When you're dealing with customers, sometimes things can go wrong. It might be your fault, it might be their fault or it might be no-one's fault -- but if you didn't make a contract, then you'll all suffer.

Why Do I Need Contracts?

A contract gives you a sound legal base for your business, and some guarantee that you're going to get paid for your work without you having to ask the customer for payment in advance. In the event of a dispute, the contract lays down what the agreement was so that you can point to it and say what was agreed. If you ever end up having to go to court (let's hope you won't), the contract is what the judge's decision will be based on.

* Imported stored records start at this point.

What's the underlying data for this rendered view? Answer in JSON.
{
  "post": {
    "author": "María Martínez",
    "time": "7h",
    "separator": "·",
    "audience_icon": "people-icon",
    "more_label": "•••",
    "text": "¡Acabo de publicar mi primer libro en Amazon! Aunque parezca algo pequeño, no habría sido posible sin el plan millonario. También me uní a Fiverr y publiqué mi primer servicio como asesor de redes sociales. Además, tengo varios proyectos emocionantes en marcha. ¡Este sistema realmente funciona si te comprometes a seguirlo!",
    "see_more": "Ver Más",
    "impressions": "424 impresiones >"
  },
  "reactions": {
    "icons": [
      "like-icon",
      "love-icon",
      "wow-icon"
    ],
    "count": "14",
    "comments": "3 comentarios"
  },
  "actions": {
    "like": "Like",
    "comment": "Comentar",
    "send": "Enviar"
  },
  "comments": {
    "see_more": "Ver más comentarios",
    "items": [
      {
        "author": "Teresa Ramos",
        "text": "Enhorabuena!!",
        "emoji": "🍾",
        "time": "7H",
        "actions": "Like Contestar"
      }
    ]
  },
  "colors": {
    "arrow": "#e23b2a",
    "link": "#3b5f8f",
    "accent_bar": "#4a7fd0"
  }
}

Without a contract, you leave yourself vulnerable and open to exploitation. Someone could claim that the terms they agreed with you were different to what you say they were, or that they never signed up for anything at all and so they won't pay. It's especially common to see big businesses mistreat small ones, thinking that they won't have the knowledge or the money to do anything about it. Essentially, contracts take away your customers' ability to hold non-payment over your head, and give you the ability to hold it over theirs instead.

Written and Verbal Contracts.

It is important to point out the distinction in the law between a verbal (spoken) contract and a proper, written one. A verbal contract is binding in theory, but in practice can be very hard to prove. A written contract, on the other hand, is rock-solid proof of what you're saying.

You might think that you're never going to get into a dispute with your customers, but it's all too common to find yourself in a little disagreement. They will often want to get you to do some 'small' amount of extra work to finish the job or make it better, not realising that doing so would completely obliterate your profit margin.

For this reason, you should be very wary of doing anything with nothing but a verbal contract. On the other hand, if you were incautious or too trusting and only got a verbal contract, it could still go some way towards helping you, especially if there were witnesses.

Won't It Be Expensive?

Written contracts don't necessarily need to be formal contracts, which are drawn up by a lawyer with 'contract' written at the top and signed by both parties. These kinds of contracts are the most effective, but can be expensive to have produced, not to mention intimidating to customers.

The most common kind of written contract, oddly enough, is a simple letter. If you send a customer a letter (or, indeed, an email) laying out your agreement before you start work, and they write back to agree to it, that is enough to qualify as a written contract, with most of the protections it affords.

If you are doing high-value work for some clients, though, it could be worth the time and trouble of having your lawyer write a formal contract, or at least of doing it yourself and getting a lawyer to look it over. Formal contracts will give you more protection if the worst happens, and there's nothing to stop you from making it a one-off expense only by re-using the same contract for multiple customers.

Contracts for Small Purchases: the Terms and Conditions.

Obviously it would be silly to expect everyone who buys some $10 thing from you to sign a contract, or write back indicating their agreement to your terms. In this situation, you should have a statement of the 'terms and conditions' that your customer is agreeing to by buying from you, and they should have to tick some kind of box indicating their agreement before you send anything.

Luckily, it isn't usually so necessary to be paranoid about contract law with small purchases anyway, since customers will be paying you first and receiving the goods or services afterwards, not the other way around. If you plan to offer any kind of payment plan or other long-term agreement, of course, this should always be backed up with a signed contract.